##### LISTED ENTRIES
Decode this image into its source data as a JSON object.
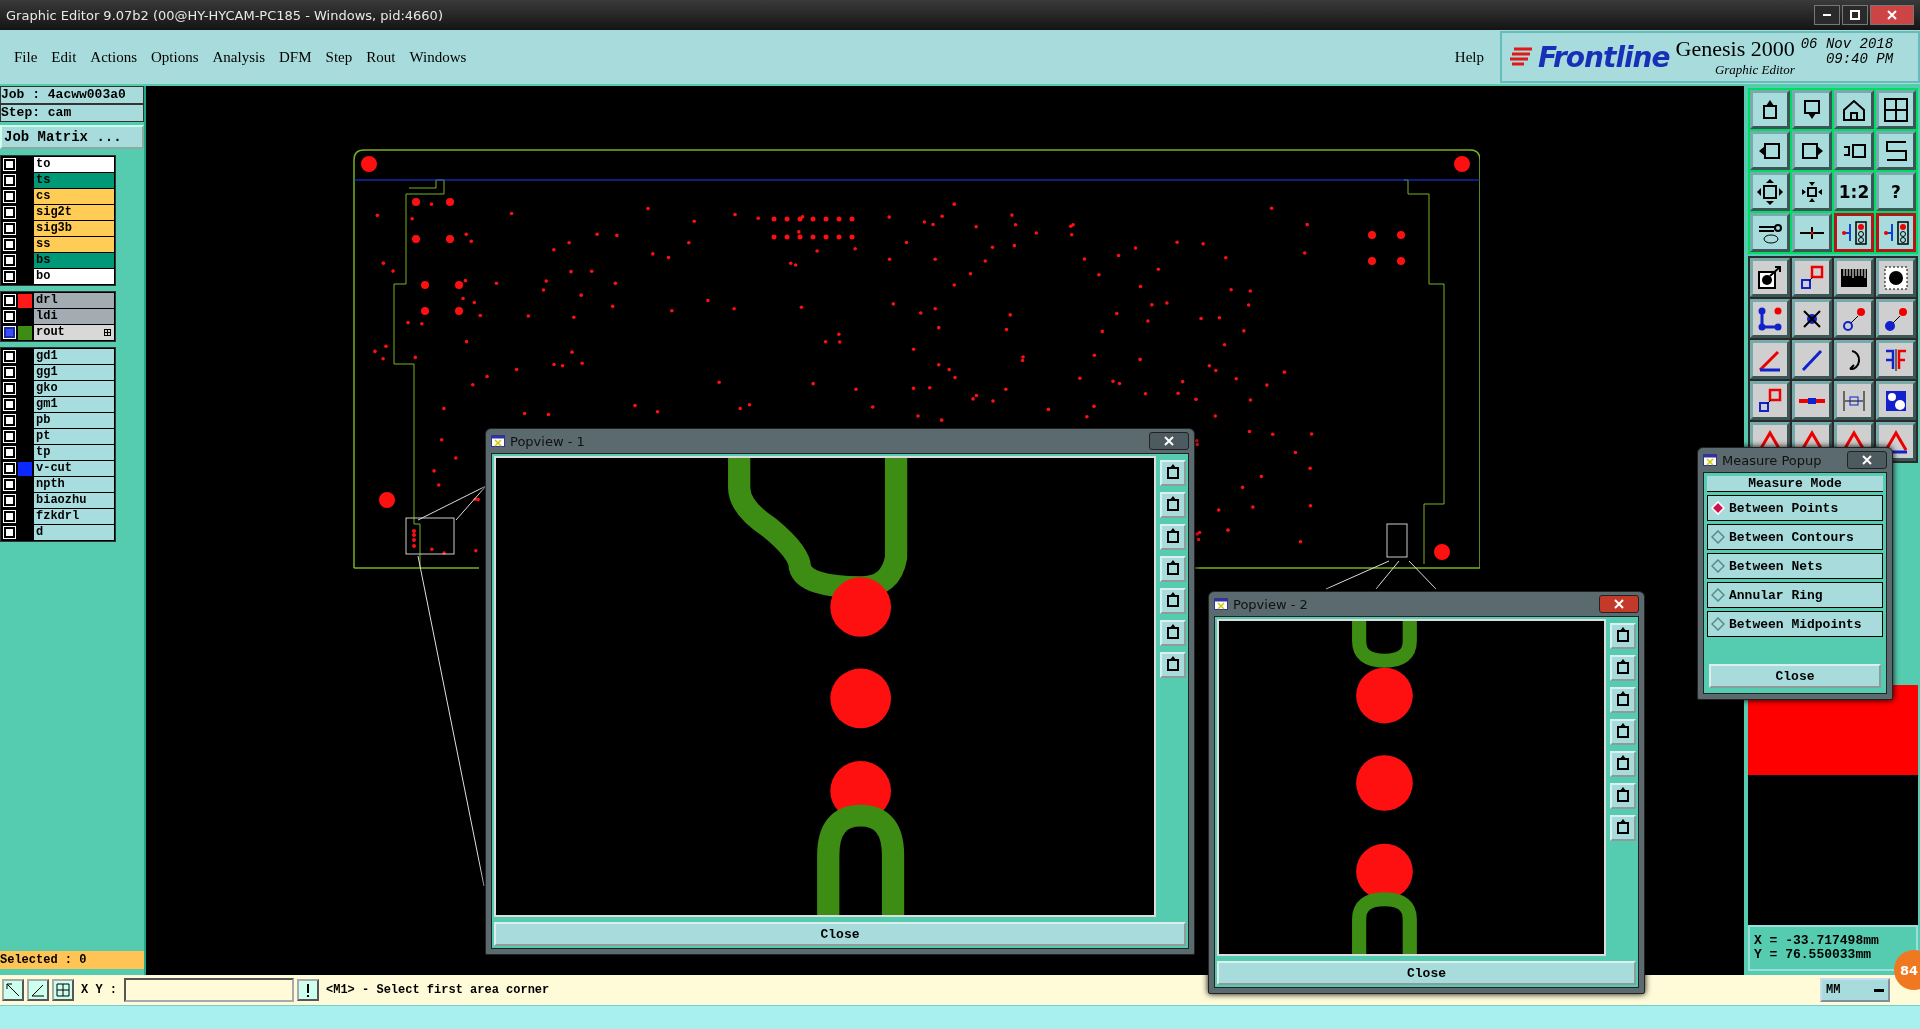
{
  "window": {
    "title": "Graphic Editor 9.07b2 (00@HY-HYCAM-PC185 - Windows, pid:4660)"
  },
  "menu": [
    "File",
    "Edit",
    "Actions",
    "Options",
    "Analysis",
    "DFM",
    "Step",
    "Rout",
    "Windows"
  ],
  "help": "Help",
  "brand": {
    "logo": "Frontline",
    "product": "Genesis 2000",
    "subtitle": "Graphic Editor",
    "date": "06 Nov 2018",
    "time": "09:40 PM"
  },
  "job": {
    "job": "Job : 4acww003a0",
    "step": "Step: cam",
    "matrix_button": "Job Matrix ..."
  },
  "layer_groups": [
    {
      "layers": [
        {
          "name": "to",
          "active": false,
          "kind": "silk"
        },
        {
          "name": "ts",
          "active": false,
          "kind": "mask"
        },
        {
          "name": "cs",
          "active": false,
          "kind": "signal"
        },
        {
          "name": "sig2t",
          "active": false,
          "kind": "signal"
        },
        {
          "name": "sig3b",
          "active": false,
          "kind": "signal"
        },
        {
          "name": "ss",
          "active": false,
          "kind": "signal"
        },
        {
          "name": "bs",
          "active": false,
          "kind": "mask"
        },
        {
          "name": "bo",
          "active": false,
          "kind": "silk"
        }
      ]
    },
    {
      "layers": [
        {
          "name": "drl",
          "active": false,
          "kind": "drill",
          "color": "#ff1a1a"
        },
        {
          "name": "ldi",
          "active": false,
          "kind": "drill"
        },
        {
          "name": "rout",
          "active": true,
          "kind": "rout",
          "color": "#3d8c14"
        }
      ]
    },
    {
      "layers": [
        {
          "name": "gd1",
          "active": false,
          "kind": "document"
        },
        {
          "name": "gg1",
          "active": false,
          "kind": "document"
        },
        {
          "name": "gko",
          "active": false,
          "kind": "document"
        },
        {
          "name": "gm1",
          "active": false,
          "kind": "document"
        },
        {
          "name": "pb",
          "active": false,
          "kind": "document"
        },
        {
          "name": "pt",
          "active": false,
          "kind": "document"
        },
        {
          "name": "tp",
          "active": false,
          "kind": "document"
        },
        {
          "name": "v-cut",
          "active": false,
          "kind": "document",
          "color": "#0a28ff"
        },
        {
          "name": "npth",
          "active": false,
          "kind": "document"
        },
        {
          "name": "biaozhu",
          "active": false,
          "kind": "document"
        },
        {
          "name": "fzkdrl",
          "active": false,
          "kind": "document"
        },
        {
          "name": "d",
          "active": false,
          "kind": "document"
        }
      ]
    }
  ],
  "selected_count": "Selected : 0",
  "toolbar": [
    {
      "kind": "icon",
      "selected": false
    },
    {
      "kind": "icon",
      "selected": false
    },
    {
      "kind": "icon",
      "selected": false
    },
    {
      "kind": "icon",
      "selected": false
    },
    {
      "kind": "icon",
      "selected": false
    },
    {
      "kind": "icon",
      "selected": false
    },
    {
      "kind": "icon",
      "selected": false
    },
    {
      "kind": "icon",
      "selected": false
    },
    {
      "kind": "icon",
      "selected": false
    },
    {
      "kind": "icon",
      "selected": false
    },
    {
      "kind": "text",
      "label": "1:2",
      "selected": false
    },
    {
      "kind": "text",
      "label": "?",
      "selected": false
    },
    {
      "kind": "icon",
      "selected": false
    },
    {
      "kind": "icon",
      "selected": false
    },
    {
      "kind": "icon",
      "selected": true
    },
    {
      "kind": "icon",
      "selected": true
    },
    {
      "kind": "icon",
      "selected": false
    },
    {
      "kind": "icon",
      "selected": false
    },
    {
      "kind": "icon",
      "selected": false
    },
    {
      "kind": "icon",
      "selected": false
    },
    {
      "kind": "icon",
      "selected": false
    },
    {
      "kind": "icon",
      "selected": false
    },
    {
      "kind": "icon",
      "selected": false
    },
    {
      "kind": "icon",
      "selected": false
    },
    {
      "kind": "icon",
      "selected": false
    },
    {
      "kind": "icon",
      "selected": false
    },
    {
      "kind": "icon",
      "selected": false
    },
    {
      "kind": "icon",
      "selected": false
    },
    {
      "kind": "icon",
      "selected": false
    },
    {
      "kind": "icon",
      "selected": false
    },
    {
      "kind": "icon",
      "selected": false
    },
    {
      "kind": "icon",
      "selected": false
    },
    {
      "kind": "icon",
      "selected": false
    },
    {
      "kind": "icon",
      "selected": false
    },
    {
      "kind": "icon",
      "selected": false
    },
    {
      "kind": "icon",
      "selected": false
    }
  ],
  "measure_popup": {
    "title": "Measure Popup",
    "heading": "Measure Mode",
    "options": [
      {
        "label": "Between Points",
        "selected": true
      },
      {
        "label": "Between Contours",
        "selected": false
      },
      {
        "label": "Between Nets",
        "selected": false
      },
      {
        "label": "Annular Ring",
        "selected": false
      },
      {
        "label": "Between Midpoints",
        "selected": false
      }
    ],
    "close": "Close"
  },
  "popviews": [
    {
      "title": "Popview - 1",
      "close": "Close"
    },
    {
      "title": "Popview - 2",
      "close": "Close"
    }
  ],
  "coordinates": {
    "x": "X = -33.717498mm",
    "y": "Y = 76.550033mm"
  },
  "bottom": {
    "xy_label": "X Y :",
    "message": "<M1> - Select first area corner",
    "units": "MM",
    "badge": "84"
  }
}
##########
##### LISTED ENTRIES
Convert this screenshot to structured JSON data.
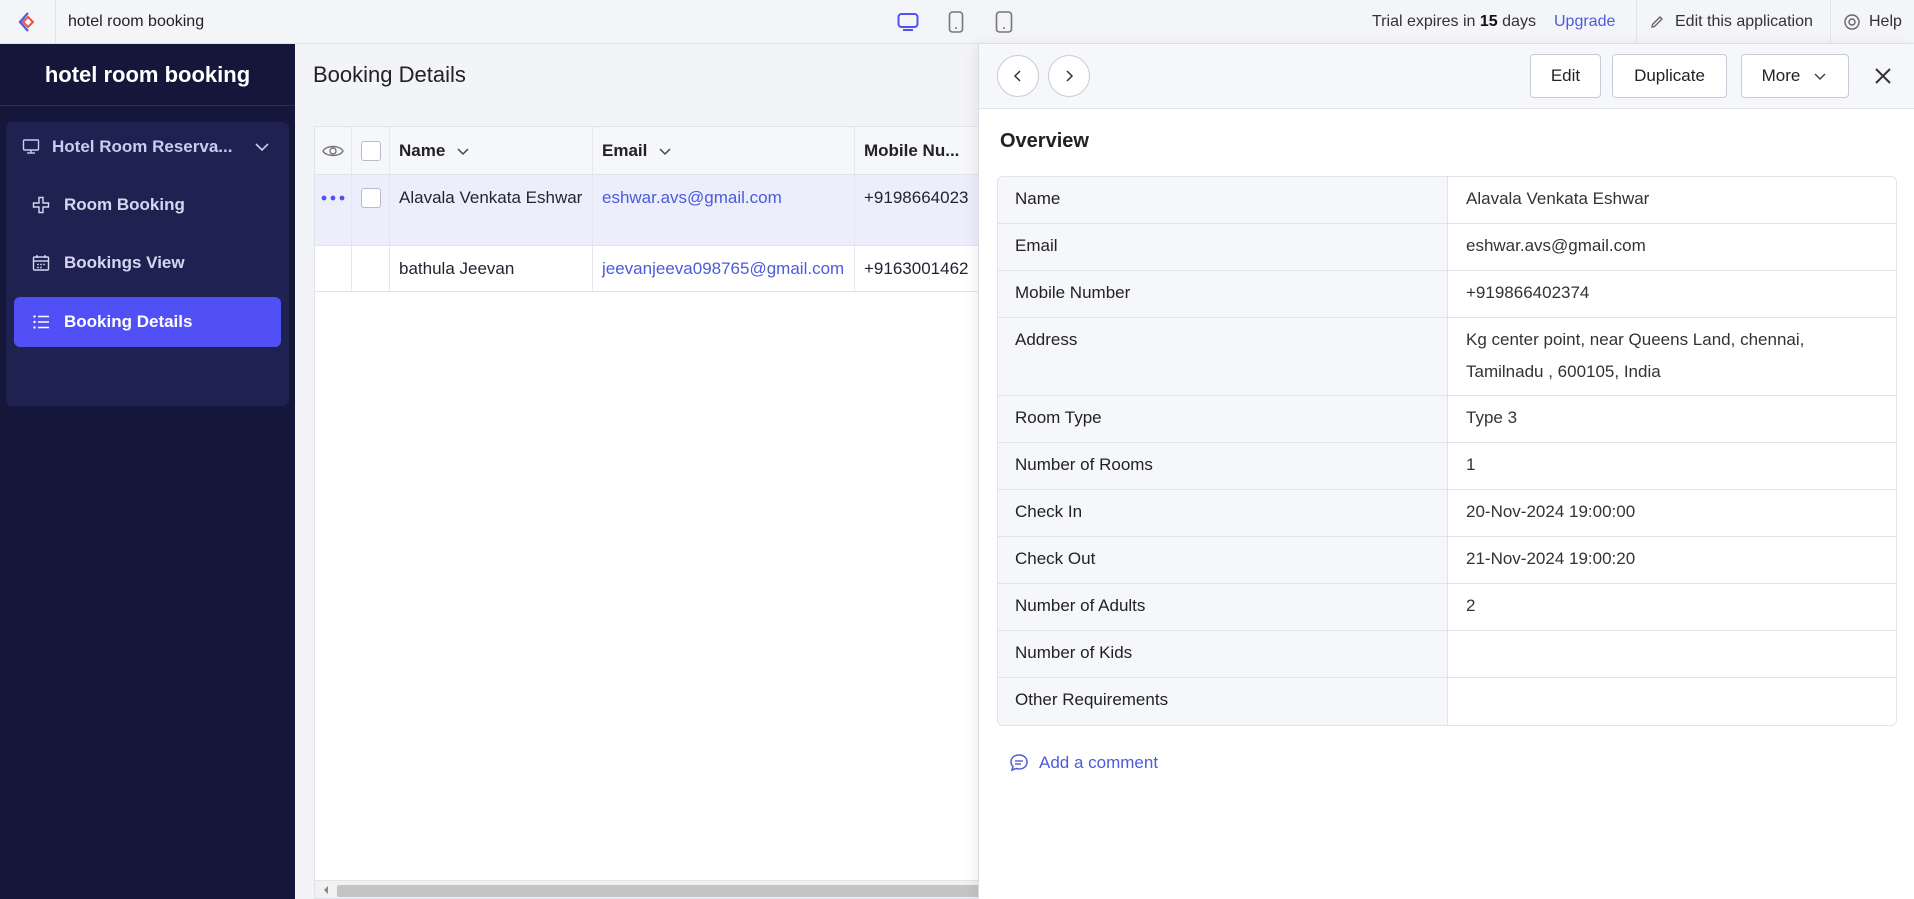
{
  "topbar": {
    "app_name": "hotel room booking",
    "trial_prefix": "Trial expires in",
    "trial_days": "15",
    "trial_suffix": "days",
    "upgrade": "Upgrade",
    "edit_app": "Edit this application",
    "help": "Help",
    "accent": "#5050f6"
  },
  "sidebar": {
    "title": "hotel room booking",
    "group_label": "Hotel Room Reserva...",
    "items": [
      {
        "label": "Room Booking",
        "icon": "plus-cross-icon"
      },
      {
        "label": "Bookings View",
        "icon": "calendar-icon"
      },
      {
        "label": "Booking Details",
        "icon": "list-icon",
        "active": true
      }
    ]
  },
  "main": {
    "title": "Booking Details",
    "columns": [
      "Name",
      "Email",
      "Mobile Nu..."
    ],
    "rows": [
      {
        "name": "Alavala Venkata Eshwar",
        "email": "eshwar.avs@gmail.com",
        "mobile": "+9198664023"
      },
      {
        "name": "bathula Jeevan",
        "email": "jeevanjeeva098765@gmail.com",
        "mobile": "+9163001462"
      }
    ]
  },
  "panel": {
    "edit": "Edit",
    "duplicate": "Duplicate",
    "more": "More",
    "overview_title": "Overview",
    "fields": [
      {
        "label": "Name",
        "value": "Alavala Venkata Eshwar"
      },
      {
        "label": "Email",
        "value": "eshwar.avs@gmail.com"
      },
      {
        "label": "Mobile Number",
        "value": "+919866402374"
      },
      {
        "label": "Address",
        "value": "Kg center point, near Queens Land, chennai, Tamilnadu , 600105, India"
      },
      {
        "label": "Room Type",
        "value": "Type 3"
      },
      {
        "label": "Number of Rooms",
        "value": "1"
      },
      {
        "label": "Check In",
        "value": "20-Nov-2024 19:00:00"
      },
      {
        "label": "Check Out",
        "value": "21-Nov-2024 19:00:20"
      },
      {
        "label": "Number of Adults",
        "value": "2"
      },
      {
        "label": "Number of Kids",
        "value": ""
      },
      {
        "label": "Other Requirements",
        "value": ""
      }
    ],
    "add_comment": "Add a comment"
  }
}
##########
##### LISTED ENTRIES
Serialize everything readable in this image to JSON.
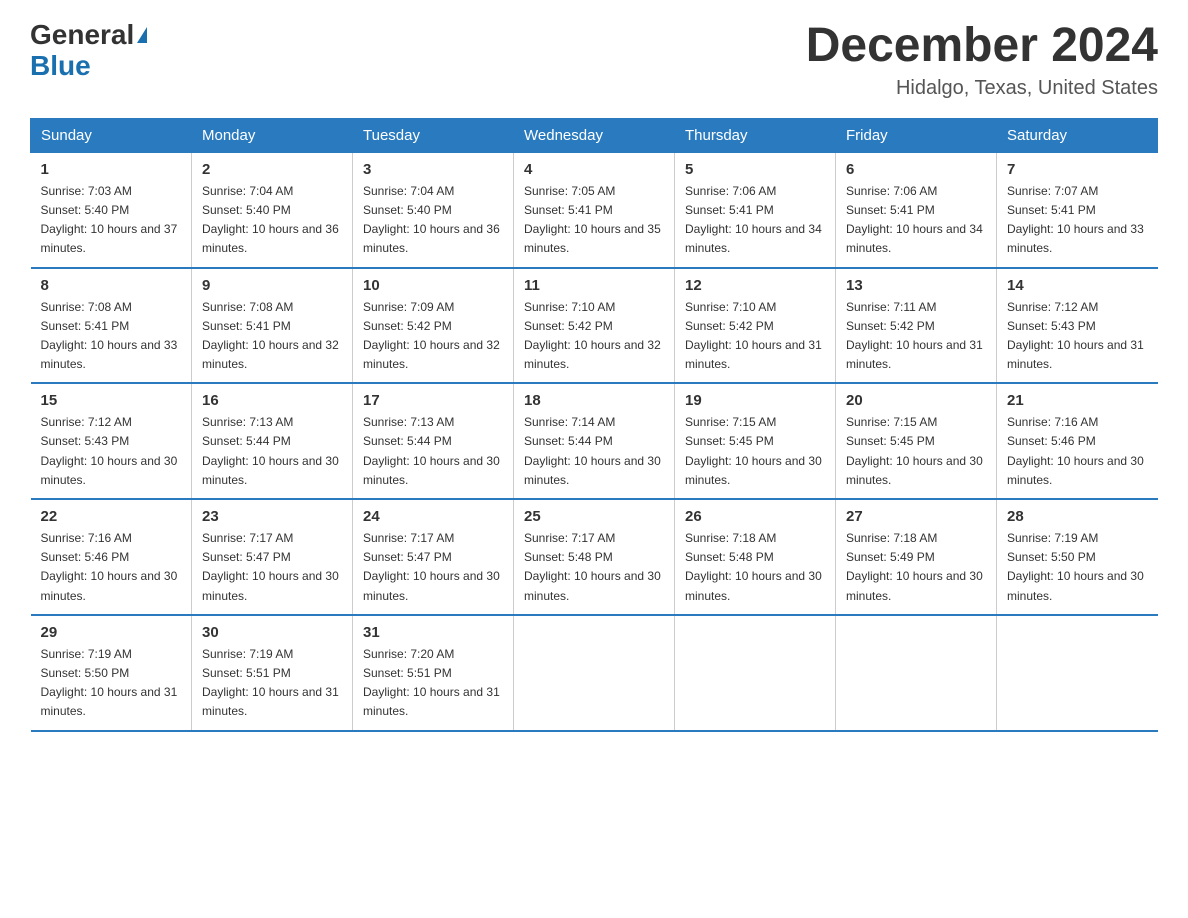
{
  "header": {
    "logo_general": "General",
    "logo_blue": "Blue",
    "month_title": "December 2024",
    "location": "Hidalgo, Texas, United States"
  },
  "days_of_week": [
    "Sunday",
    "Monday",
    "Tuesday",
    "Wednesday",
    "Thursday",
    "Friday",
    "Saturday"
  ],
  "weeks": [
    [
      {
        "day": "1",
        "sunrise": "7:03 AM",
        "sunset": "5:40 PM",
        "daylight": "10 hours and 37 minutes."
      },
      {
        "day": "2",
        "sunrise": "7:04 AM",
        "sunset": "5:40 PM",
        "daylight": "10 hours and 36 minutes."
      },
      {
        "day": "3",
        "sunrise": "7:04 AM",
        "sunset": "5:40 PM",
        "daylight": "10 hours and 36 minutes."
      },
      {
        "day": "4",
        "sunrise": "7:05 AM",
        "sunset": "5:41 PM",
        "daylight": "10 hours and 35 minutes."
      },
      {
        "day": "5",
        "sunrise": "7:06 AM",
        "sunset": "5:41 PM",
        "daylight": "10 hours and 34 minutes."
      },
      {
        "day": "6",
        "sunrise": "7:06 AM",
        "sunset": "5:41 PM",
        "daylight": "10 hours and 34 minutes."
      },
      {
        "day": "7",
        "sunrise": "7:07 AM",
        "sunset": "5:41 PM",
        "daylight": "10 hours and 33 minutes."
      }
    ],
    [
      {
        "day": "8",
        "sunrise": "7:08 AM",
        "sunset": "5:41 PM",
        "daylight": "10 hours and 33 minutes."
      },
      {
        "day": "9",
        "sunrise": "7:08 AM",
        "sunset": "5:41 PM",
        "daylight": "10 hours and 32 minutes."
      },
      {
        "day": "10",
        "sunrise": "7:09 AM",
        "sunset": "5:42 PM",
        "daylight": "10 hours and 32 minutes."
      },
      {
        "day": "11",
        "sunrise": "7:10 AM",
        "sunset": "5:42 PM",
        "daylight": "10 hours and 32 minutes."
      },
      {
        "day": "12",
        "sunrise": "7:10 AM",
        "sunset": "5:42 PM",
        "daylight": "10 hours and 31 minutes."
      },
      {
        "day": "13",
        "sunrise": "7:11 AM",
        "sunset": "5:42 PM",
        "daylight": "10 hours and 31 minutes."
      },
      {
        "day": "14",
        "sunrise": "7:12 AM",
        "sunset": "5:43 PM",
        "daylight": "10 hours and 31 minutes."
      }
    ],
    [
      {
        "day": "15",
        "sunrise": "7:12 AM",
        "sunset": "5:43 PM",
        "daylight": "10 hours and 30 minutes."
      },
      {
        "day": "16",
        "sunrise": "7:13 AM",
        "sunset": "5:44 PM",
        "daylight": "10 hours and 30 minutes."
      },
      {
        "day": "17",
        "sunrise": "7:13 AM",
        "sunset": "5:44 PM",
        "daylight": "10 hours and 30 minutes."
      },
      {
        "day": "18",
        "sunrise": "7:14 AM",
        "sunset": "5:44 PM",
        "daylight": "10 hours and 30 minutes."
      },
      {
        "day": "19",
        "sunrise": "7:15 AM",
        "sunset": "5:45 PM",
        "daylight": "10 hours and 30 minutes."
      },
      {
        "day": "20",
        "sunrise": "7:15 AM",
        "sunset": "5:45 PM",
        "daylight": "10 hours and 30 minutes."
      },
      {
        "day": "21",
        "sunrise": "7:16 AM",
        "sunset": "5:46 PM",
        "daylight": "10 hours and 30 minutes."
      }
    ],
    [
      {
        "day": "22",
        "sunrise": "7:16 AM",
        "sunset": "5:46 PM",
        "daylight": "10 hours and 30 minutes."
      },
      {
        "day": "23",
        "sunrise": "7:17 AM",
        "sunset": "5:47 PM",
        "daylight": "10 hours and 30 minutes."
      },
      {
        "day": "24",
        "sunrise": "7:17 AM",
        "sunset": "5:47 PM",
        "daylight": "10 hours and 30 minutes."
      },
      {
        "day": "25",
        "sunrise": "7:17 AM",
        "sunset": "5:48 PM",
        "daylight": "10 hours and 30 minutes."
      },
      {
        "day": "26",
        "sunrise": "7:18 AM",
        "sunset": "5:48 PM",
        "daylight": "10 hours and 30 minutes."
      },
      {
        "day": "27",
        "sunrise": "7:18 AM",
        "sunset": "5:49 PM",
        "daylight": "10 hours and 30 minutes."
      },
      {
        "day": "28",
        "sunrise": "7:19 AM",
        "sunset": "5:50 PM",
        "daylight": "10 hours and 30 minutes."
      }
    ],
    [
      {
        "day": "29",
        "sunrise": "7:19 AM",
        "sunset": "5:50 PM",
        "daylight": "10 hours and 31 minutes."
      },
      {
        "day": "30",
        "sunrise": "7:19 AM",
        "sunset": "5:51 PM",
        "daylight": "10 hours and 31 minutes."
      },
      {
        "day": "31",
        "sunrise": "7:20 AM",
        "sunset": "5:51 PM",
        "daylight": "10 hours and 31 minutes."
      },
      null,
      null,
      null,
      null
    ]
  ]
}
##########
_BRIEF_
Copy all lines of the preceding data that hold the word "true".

_ANSWER SPACE_
          "active": true,
      "selected": true
      "selected": true
        "selected": true
        "active": true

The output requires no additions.